Governor Branstad today followed through on his pledge to use his veto power if the legislature didn’t send him two-year budget proposals by vetoing the transportation funding bill, and part of a another bill that funded legal representation for the poor.

Branstad, a Republican, says he wants to work with the other party but feels he needed to send a message. “I wanted to make it clear by vetoing the very first appropriations bill that we are dead serious about doing a biennial budget,” Branstad said.

Branstad returned to office by beating incumbent Democrat Chet Culver. He says voters gave him a mandate after he campaigned on turning around the state’s financial situation. “Not very often in this state’s history have we turned out an incumbent governor and I think one of the reasons for it was the mismanagement of the finances of the state,” Branstad says.

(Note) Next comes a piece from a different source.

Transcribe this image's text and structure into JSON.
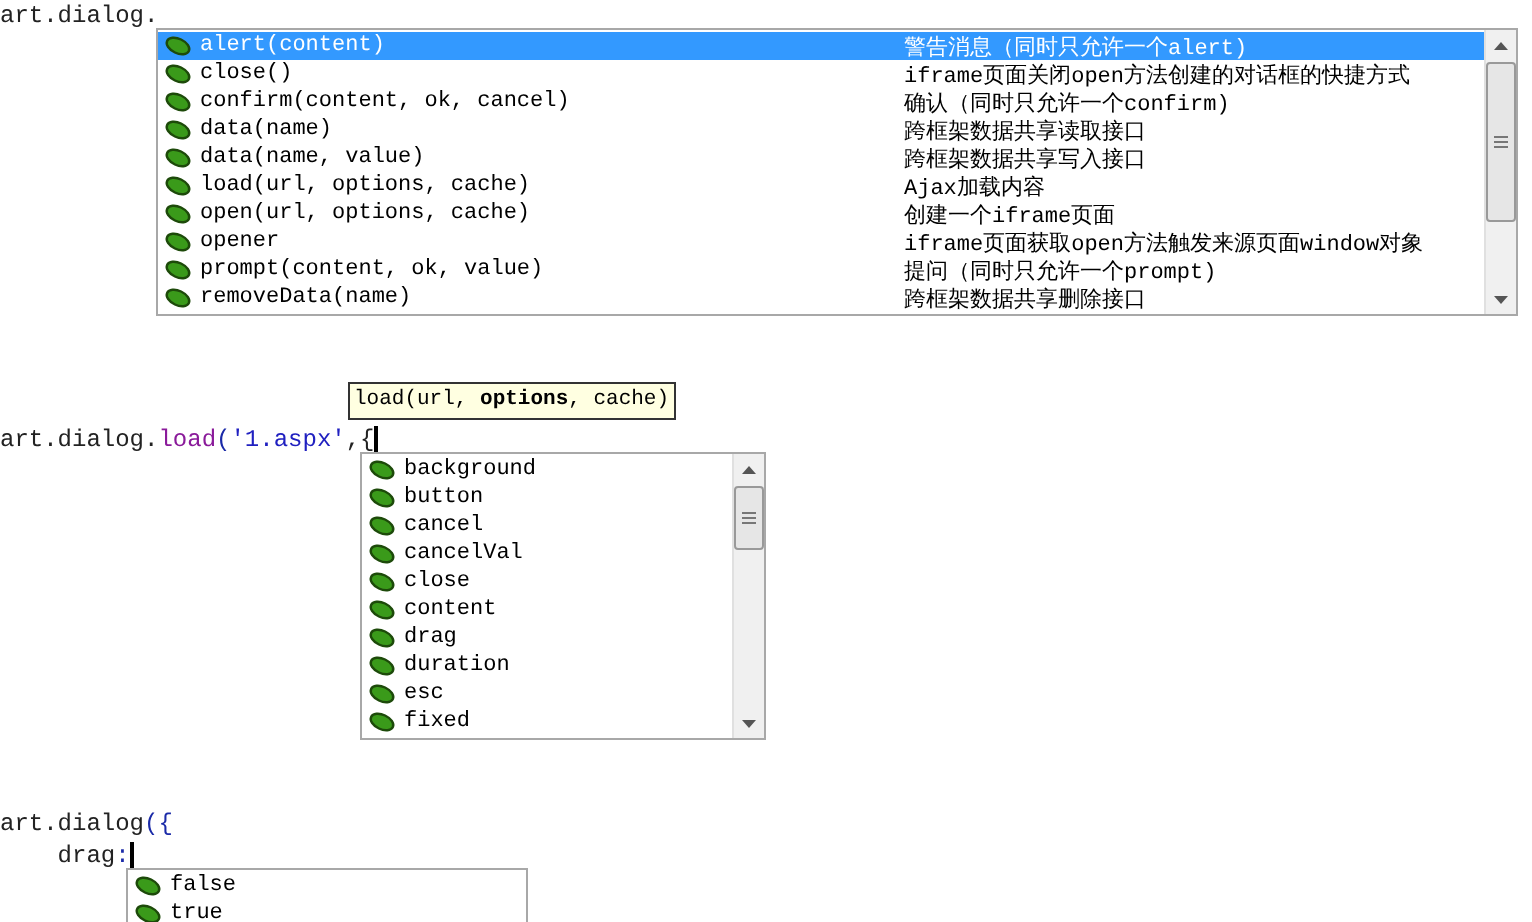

Branstad said he is not willing to take the nearly $20-million from another state agency and says the legislature should instead approve a separate spending bill.

Democrats say two-year spending bills are fiscally irresponsible when they have no idea how much revenue the state will have in 2013. Representative Tyler Olson, a Democrat from Cedar Rapids, says Iowans priorities also shift from year to year.

“And as we’ve seen with natural disasters, economic fluctuations a lot is going to change between now and then,” Olson says.

Olson says he has no idea how the two sides are going to reach an agreement on a two-year budget. But Governor Branstad is more optimistic. He says when the sun comes out it’s time plant crops and resolve differences.